Analyst Jasmine Noel, of D.H. Brown Associates, in Port Chester, New York, believes Sun has found a good market niche. "Telcos are trying to get out of building management applications for the network. It costs too much money and it's cheaper to buy," she said.
Sun doesn't have much competition: Hewlett-Packard has one OpenView product aimed at the telecommunications industry, she said. But overall, "it's early in the market, so Sun can stake out a good chunk of it."
In the past, Sun tried to sell Solstice to corporate customers, but couldn't compete with the bigger network management software vendors, whose products had better features for the enterprise, she said.
Solstice Enterprise Manager "is a better fit in the telco space because of the type of problem it's solving. It's really good at managing gigantic networks," Noel said. "CA, Tivoli and HP are trying to do everything, networks, systems, users. Sun is not playing in that game. They're focusing on the network."

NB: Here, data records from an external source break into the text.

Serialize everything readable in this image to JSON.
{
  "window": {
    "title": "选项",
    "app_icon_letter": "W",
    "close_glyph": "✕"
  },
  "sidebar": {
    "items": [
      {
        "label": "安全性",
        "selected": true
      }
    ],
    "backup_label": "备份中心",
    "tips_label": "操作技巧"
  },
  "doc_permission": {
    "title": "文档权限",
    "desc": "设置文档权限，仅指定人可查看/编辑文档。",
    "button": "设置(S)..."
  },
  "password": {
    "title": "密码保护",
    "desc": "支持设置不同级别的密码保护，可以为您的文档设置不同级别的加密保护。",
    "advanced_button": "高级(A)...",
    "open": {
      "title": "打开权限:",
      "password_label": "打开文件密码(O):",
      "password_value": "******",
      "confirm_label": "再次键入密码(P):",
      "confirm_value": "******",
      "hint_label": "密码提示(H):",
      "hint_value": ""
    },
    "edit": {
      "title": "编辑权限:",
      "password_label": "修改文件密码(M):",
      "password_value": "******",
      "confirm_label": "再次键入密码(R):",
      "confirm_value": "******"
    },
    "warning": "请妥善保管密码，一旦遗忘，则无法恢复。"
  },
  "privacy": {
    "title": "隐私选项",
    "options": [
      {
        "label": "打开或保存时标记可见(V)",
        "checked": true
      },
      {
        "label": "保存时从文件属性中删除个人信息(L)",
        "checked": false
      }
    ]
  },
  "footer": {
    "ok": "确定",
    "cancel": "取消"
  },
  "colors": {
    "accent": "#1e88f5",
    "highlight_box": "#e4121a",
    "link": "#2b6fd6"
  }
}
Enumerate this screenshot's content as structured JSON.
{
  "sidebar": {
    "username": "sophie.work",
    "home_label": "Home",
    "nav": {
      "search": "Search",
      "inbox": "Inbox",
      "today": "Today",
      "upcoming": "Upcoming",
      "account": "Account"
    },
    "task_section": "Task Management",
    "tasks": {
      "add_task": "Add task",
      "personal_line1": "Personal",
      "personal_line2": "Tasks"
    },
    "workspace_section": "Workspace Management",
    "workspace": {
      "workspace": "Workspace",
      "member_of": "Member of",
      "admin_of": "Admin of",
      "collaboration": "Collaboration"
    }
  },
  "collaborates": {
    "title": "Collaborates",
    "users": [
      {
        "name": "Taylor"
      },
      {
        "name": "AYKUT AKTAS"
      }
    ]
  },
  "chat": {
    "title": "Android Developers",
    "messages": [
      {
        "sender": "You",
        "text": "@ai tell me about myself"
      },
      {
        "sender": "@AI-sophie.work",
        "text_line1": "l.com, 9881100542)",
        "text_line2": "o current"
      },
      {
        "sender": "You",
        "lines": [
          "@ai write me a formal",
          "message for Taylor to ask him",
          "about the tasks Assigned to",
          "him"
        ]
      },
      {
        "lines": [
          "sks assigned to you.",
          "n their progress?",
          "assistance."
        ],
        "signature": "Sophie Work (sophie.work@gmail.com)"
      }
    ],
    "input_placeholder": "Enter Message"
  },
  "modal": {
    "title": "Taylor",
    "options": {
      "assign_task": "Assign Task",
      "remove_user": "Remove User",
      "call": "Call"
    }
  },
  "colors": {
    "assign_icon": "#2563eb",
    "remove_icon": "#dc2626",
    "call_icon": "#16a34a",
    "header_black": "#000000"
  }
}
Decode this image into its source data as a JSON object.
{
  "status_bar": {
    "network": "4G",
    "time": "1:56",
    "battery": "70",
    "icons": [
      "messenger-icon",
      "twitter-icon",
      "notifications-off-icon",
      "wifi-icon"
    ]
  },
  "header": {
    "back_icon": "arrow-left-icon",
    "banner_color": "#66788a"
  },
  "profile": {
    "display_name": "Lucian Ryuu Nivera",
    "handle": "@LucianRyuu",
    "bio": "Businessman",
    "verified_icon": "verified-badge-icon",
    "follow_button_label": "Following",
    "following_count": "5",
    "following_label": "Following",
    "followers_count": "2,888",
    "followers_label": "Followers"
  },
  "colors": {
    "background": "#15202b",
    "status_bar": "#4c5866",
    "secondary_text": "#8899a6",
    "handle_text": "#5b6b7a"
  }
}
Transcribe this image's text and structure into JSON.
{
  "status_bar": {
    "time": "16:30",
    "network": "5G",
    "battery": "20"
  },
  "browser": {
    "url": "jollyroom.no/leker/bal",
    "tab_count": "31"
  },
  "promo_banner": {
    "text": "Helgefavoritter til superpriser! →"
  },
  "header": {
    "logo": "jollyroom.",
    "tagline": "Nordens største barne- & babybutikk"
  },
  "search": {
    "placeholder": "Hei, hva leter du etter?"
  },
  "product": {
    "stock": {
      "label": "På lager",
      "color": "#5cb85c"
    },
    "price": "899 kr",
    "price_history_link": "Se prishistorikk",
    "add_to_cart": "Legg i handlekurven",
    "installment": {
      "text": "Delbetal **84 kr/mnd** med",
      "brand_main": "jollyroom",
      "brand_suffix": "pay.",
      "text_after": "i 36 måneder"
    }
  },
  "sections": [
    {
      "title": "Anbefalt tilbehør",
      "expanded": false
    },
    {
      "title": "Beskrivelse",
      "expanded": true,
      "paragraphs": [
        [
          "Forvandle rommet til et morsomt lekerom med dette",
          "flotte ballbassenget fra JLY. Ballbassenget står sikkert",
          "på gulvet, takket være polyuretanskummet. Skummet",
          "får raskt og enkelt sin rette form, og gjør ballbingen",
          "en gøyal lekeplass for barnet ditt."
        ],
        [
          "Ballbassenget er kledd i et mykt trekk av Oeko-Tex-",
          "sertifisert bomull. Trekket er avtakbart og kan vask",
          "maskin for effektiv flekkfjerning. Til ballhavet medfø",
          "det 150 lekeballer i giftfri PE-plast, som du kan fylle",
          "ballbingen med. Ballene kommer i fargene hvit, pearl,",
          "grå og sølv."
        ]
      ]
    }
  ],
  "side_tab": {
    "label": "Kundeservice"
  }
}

The new version of Solstice Enterprise Manager offers an easier-to-use interface, Java tools for rapid application development and cross-platform support and the integration of the Java Dynamic Management Kit, which allows users to create Java "agents" that alert administrators of problems within the network or fix the problems on their own.
It also features Web-based access, allowing administrators to view the state of a network using a browser. Pricing for Solstice Enterprise Manager 3.0 starts at $15,500.
A future version of the product will support Jini, Sun networking software that will allow for the automatic networking of applications and devices, including printers and personal digital assistants, Sun officials said.
Solstice Enterprise Manager will manage millions of Jini-enabled devices in the future, said company officials who will announce its Jini plans in detail in late January.